Reaching precision and accuracy in long-range shooting takes years of accumulated knowledge, firing thousands of rounds during practice, a clear state of mind, and an understanding of all the environmental conditions that may impact your shot. Choosing the right caliber is determined by whether you are a hunter, competitor, or a recreational shooter. If you want a caliber that performs extremely well across all forms of shooting then chose either a 6.5×47 Lapua or 6.5 Creedmoor. They are flat shooting cartridges, very fast muzzle velocities, longer barrel life, and minimal felt recoil. As a starting point is selecting the rifle itself, for long distance shooting starts with a precision rifle. Your rifle should have a crisp trigger set to a light poundage 1-3 pounds if target shooting and for hunting higher poundage of 4 pounds plus to prevent accidental discharge. The barrel should be of very high quality and typically heavier than most factory barrels and made of stainless steel. The stock should be fully adjustable. The stock should be adjustable for Length of Pull (LOP); and an adjustable check weld and recoil pad. These three adjustments points allow the stock to conform to your body type. The recoil pad should form a solid weld to your shoulder, the LOP places the arm and trigger hand in the right position for your trigger press, and the check wield aligns your eye to the scope/target picture.

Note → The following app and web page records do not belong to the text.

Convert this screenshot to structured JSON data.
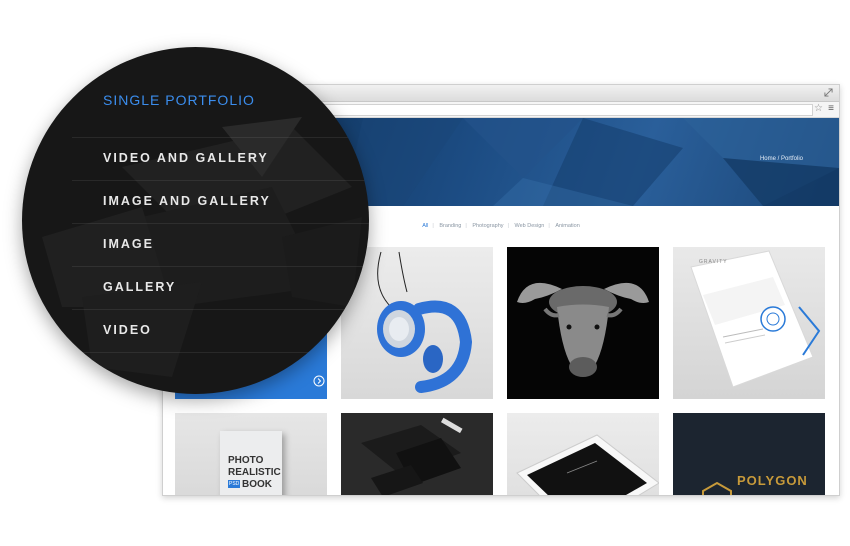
{
  "breadcrumb": "Home / Portfolio",
  "filters": [
    "All",
    "Branding",
    "Photography",
    "Web Design",
    "Animation"
  ],
  "active_filter": "All",
  "menu": {
    "items": [
      "SINGLE PORTFOLIO",
      "VIDEO AND GALLERY",
      "IMAGE AND GALLERY",
      "IMAGE",
      "GALLERY",
      "VIDEO"
    ],
    "active_index": 0
  },
  "tiles": {
    "book_title_1": "PHOTO",
    "book_title_2": "REALISTIC",
    "book_title_3": "BOOK",
    "book_badge": "PSD",
    "letter_brand": "GRAVITY",
    "logo_text": "POLYGON"
  },
  "colors": {
    "accent": "#3b8ded",
    "menu_bg": "#171717",
    "hero": "#1c4c83",
    "blue_tile": "#2a7ad8"
  },
  "icons": {
    "fullscreen": "fullscreen-icon",
    "star": "star-icon",
    "menu": "hamburger-menu-icon",
    "arrow": "arrow-right-circle-icon"
  }
}
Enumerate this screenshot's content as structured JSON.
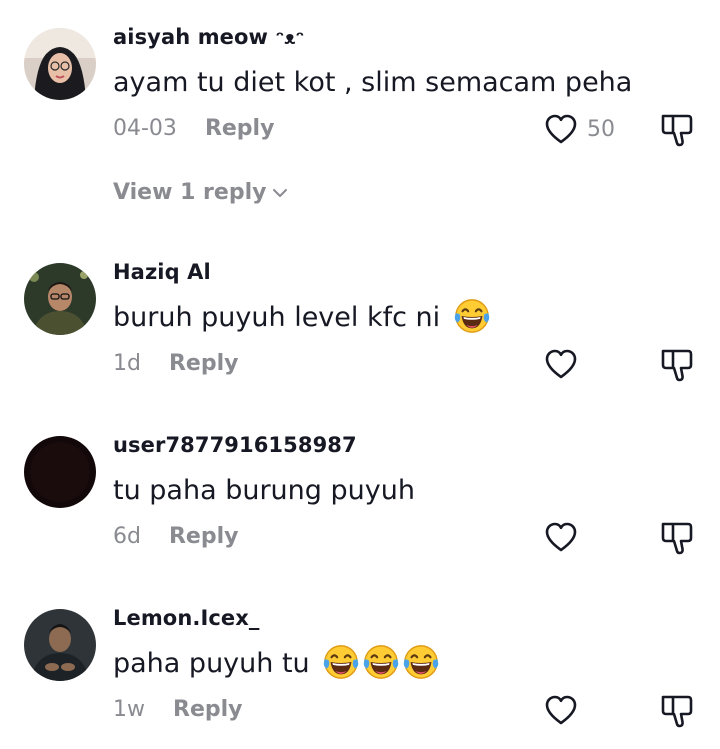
{
  "comments": [
    {
      "username": "aisyah meow",
      "username_suffix": "ᵔᴥᵔ",
      "text": "ayam tu diet kot , slim semacam peha",
      "time": "04-03",
      "reply_label": "Reply",
      "likes": "50",
      "view_replies": "View 1 reply",
      "avatar": "woman-in-hijab-avatar"
    },
    {
      "username": "Haziq Al",
      "text": "buruh puyuh level kfc ni",
      "emojis": [
        "tears-of-joy"
      ],
      "time": "1d",
      "reply_label": "Reply",
      "avatar": "man-with-glasses-avatar"
    },
    {
      "username": "user7877916158987",
      "text": "tu paha burung puyuh",
      "time": "6d",
      "reply_label": "Reply",
      "avatar": "dark-blank-avatar"
    },
    {
      "username": "Lemon.Icex_",
      "text": "paha puyuh tu",
      "emojis": [
        "tears-of-joy",
        "tears-of-joy",
        "tears-of-joy"
      ],
      "time": "1w",
      "reply_label": "Reply",
      "avatar": "person-portrait-avatar"
    }
  ],
  "colors": {
    "primary_text": "#161823",
    "secondary_text": "#8a8b91",
    "emoji_face": "#ffcc33",
    "emoji_tears": "#4aa3e8"
  },
  "icons": [
    "heart-outline-icon",
    "thumb-down-outline-icon",
    "chevron-down-icon",
    "tears-of-joy-emoji"
  ]
}
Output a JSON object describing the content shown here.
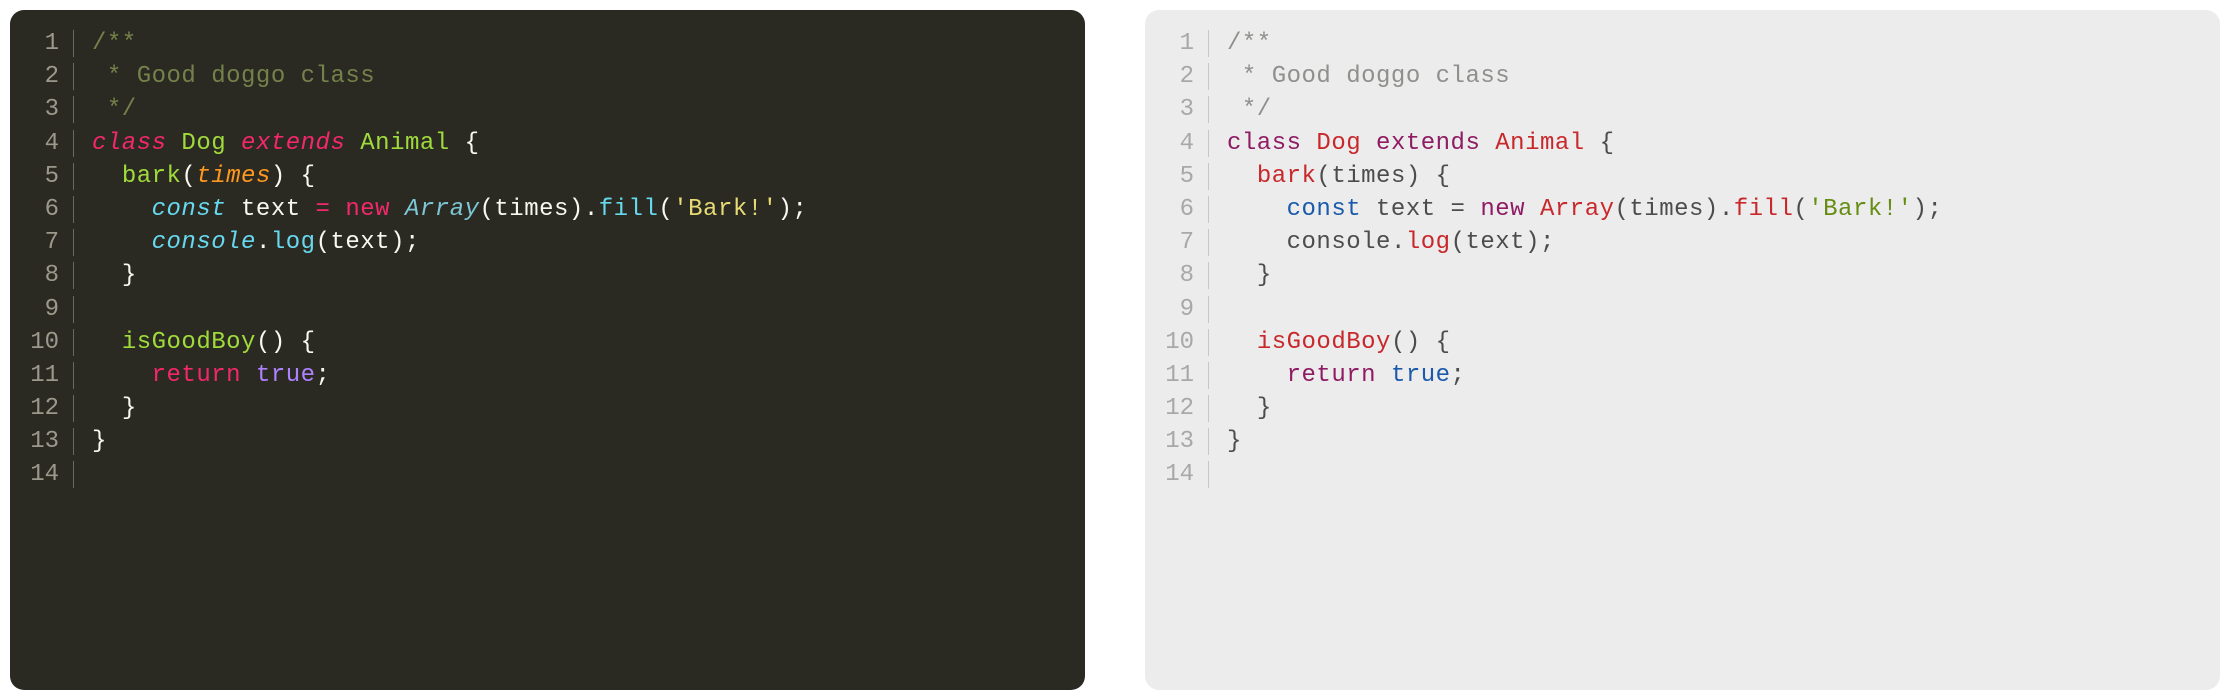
{
  "editors": {
    "dark": {
      "theme": "monokai-like",
      "line_numbers": [
        "1",
        "2",
        "3",
        "4",
        "5",
        "6",
        "7",
        "8",
        "9",
        "10",
        "11",
        "12",
        "13",
        "14"
      ]
    },
    "light": {
      "theme": "light-like",
      "line_numbers": [
        "1",
        "2",
        "3",
        "4",
        "5",
        "6",
        "7",
        "8",
        "9",
        "10",
        "11",
        "12",
        "13",
        "14"
      ]
    }
  },
  "tokens": {
    "comment1": "/**",
    "comment2": " * Good doggo class",
    "comment3": " */",
    "kw_class": "class",
    "id_Dog": "Dog",
    "kw_extends": "extends",
    "id_Animal": "Animal",
    "brace_open": "{",
    "brace_close": "}",
    "fn_bark": "bark",
    "paren_open": "(",
    "paren_close": ")",
    "param_times": "times",
    "kw_const": "const",
    "id_text": "text",
    "op_eq": "=",
    "kw_new": "new",
    "id_Array": "Array",
    "dot": ".",
    "m_fill": "fill",
    "str_bark": "'Bark!'",
    "semi": ";",
    "id_console": "console",
    "m_log": "log",
    "fn_isGoodBoy": "isGoodBoy",
    "kw_return": "return",
    "lit_true": "true",
    "space": " ",
    "indent1": "  ",
    "indent2": "    ",
    "indent3": "      "
  }
}
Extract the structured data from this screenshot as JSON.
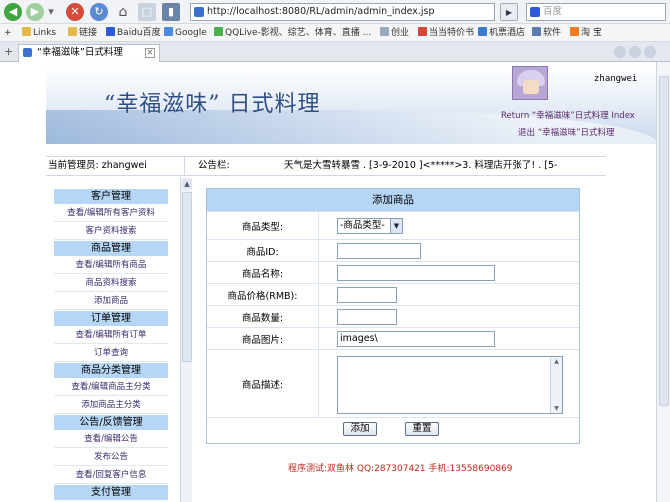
{
  "browser": {
    "url": "http://localhost:8080/RL/admin/admin_index.jsp",
    "search_placeholder": "百度",
    "tab_title": "“幸福滋味”日式料理",
    "bookmarks": [
      "Links",
      "链接",
      "Baidu百度",
      "Google",
      "QQLive-影视、综艺、体育、直播 ...",
      "创业",
      "当当特价书",
      "机票酒店",
      "软件",
      "淘 宝"
    ]
  },
  "header": {
    "banner_title": "“幸福滋味” 日式料理",
    "username": "zhangwei",
    "return_link": "Return “幸福滋味”日式料理 Index",
    "logout_link": "退出 “幸福滋味”日式料理"
  },
  "infobar": {
    "admin_label": "当前管理员: zhangwei",
    "notice_label": "公告栏:",
    "notice_text": "天气是大雪转暴雪 . [3-9-2010 ]<*****>3. 料理店开张了! . [5-"
  },
  "sidebar": {
    "sections": [
      {
        "title": "客户管理",
        "items": [
          "查看/编辑所有客户资料",
          "客户资料搜索"
        ]
      },
      {
        "title": "商品管理",
        "items": [
          "查看/编辑所有商品",
          "商品资料搜索",
          "添加商品"
        ]
      },
      {
        "title": "订单管理",
        "items": [
          "查看/编辑所有订单",
          "订单查询"
        ]
      },
      {
        "title": "商品分类管理",
        "items": [
          "查看/编辑商品主分类",
          "添加商品主分类"
        ]
      },
      {
        "title": "公告/反馈管理",
        "items": [
          "查看/编辑公告",
          "发布公告",
          "查看/回复客户信息"
        ]
      },
      {
        "title": "支付管理",
        "items": []
      }
    ]
  },
  "form": {
    "title": "添加商品",
    "category_label": "商品类型:",
    "category_value": "-商品类型-",
    "id_label": "商品ID:",
    "name_label": "商品名称:",
    "price_label": "商品价格(RMB):",
    "qty_label": "商品数量:",
    "image_label": "商品图片:",
    "image_value": "images\\",
    "desc_label": "商品描述:",
    "add_button": "添加",
    "reset_button": "重置"
  },
  "footer": {
    "text": "程序测试:双鱼林 QQ:287307421 手机:13558690869"
  },
  "colors": {
    "header_blue": "#b5d6f5",
    "banner_text": "#2f4f86",
    "footer_red": "#c0281d",
    "link_purple": "#5a2a6a"
  }
}
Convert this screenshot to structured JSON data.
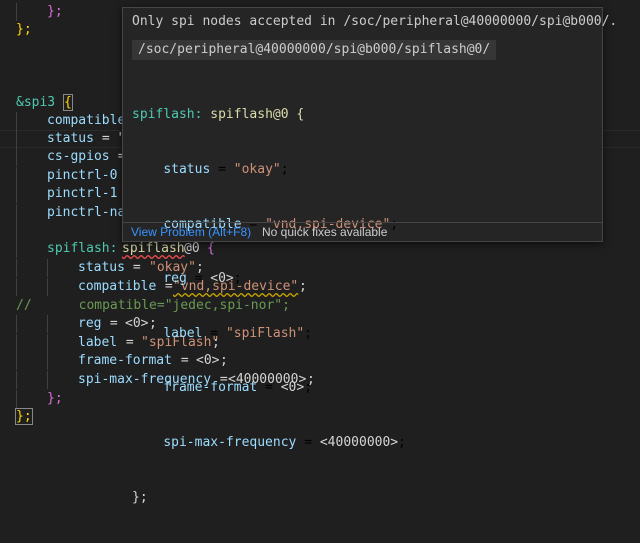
{
  "editor": {
    "lines": [
      {
        "indent": "    ",
        "closing": "};"
      },
      {
        "closing": "};"
      },
      {
        "blank": true
      },
      {
        "blank": true
      },
      {
        "ref": "&spi3",
        "open": "{"
      },
      {
        "prop": "compatible",
        "visible_rest": ""
      },
      {
        "prop": "status",
        "visible_rest": " = \""
      },
      {
        "prop": "cs-gpios",
        "visible_rest": " ="
      },
      {
        "prop": "pinctrl-0",
        "visible_rest": ""
      },
      {
        "prop": "pinctrl-1",
        "visible_rest": ""
      },
      {
        "prop": "pinctrl-na",
        "visible_rest": ""
      }
    ],
    "node_label": "spiflash:",
    "node_name": "spiflash",
    "node_unit": "@0",
    "node_open": "{",
    "props": [
      {
        "key": "status",
        "eq": " = ",
        "value": "\"okay\"",
        "end": ";"
      },
      {
        "key": "compatible",
        "eq": " = ",
        "value": "\"vnd,spi-device\"",
        "end": ";"
      },
      {
        "comment": "//      compatible=\"jedec,spi-nor\";"
      },
      {
        "key": "reg",
        "eq": " = ",
        "value": "<0>",
        "end": ";"
      },
      {
        "key": "label",
        "eq": " = ",
        "value": "\"spiFlash\"",
        "end": ";"
      },
      {
        "key": "frame-format",
        "eq": " = ",
        "value": "<0>",
        "end": ";"
      },
      {
        "key": "spi-max-frequency",
        "eq": " = ",
        "value": "<40000000>",
        "end": ";"
      }
    ],
    "node_close": "};",
    "outer_close": "};"
  },
  "hover": {
    "message": "Only spi nodes accepted in /soc/peripheral@40000000/spi@b000/.",
    "path": "/soc/peripheral@40000000/spi@b000/spiflash@0/",
    "code_header_label": "spiflash:",
    "code_header_node": "spiflash@0 {",
    "code_lines": [
      {
        "key": "status",
        "value": "\"okay\""
      },
      {
        "key": "compatible",
        "value": "\"vnd,spi-device\""
      },
      {
        "key": "reg",
        "value": "<0>"
      },
      {
        "key": "label",
        "value": "\"spiFlash\""
      },
      {
        "key": "frame-format",
        "value": "<0>"
      },
      {
        "key": "spi-max-frequency",
        "value": "<40000000>"
      }
    ],
    "code_close": "};",
    "view_problem": "View Problem (Alt+F8)",
    "no_fix": "No quick fixes available"
  },
  "colors": {
    "background": "#1f1f1f",
    "error_squiggle": "#f14c4c",
    "warning_squiggle": "#cca700",
    "link": "#3794ff"
  }
}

A bolt-action rifle for years the only action that produced sub-MOA performance was a bolt action. We changed that equation when we when developed our semi-autos they produce sub-MOA out of the box. Caliber SelectionThe very first choice you have to make in long range shooting is the caliber size of your rifle that is dependent on your purpose: hunting or target shooting. The common caliber for hunting is 300 Win.Mag and for target shooting is the family of 6.5mm cartridges. There are so many calibers to choose from it can be at times overwhelming. You should consider if the round is for a single purpose or will it serve multiple roles such as hunting different size game or just target shooting. If it serves more than one purpose, compromises will have to be made, this starts with the caliber you select. The length of time it takes a round to remain supersonic and its retained energy on impact are two of the many considerations. Speed of the round is expressed by velocity; it is expressed in feet per second (fps). Many think that the faster the bullet the more precise it will hit the target, but this is not always the case. A 300 Win.Mag in a 220-grain bullet will fly a lot slower than a 168-grain bullet; but over longer distances the 220-grain bullet will stay supersonic for a greater length of time and help defy the impacts of wind. Oddly the 6.5 mm rounds achieve the same trajectory as a300 Win.Mag. There are many rounds that will stay supersonic out to 1,000 yards; past that distance many calibers become subsonic. The most common cartridges are the family of 6 mm from Lapua and Creedmoor. Safety is a major consideration in long-range shooting; the kinetic energy of the bullet has to drop below the point of injury and well past the range of your target. This means that the energy per foot-pounds needs to drop below its terminal velocity. For example, a .308 round carries approximately 566 ft.lbs at 1,000 yards. Compared with the average 9mm round of 240 ft.lbs at 100 yards. In order to ensure you will not injure someone beyond your target’s range make sure you create a safety zone several hundred yards past your target, and with ultra long range, safety is measured in miles. The 6.5 round also has a very flat trajectory and has significantly more retained energy than more common calibers. Today, more and more competitors, hunters, and recreational riflemen are moving towards the 6.5mm rounds because they have very little felt recoil and they produce a very flat trajectory. Few cartridges stay supersonic past 1,000 yards, however, the .308 Winchester only drops below supersonic at 1,150 yards while the 6.5 remains supersonic to past 1,400 yards. Long range shooting requires cartridges that can withstand long distances and maintain velocity while having minimal deflection from the wind impacts. There are many capable cartridges that meet these requirements, however, price, recoil, and ease of reloading becomes a major consideration in cartridge selection. Generally speaking, the cartridge that has the highest muzzle velocity with a high ballistic coefficient produces a flatter trajectory. Barrel life I key as well a good barrel installed can cost $1,500 to $2000. Many 6mm rounds and other smaller and fast cartridges can only endure 1,000 rounds. Creedmoor and Lapua 6.5’s can endure 3,000 or more rounds down the barrel before precision starts to fall off.
In sum, chose a rifle carefully and expect to spend a lot of money. But it is an investment over a lifetime. Why buy three or four rifles only to find they do not meet your needs. Buy once and buy high quality.
Read more at rthfirearms.com
by Ralph Hicks
Ralph Troy Hicks is the author of Fundamentals of Long Distance Shooting and Fundamentals of Long Distance Shooting II. He is a competitive shooter who set out to design and manufacture the finest semi-auto in the world—a rifle that could hit a dime at 100 yards and reach out to 1,400 yards with minimal felt recoil.
It took over three years to develop this firearm. His goal was to take the precision of a bolt-action rifle and the speed of a semi-auto and marry them together in a stunningly beautiful firearm platform. It has the power, speed and precision to make any shooter into a champion.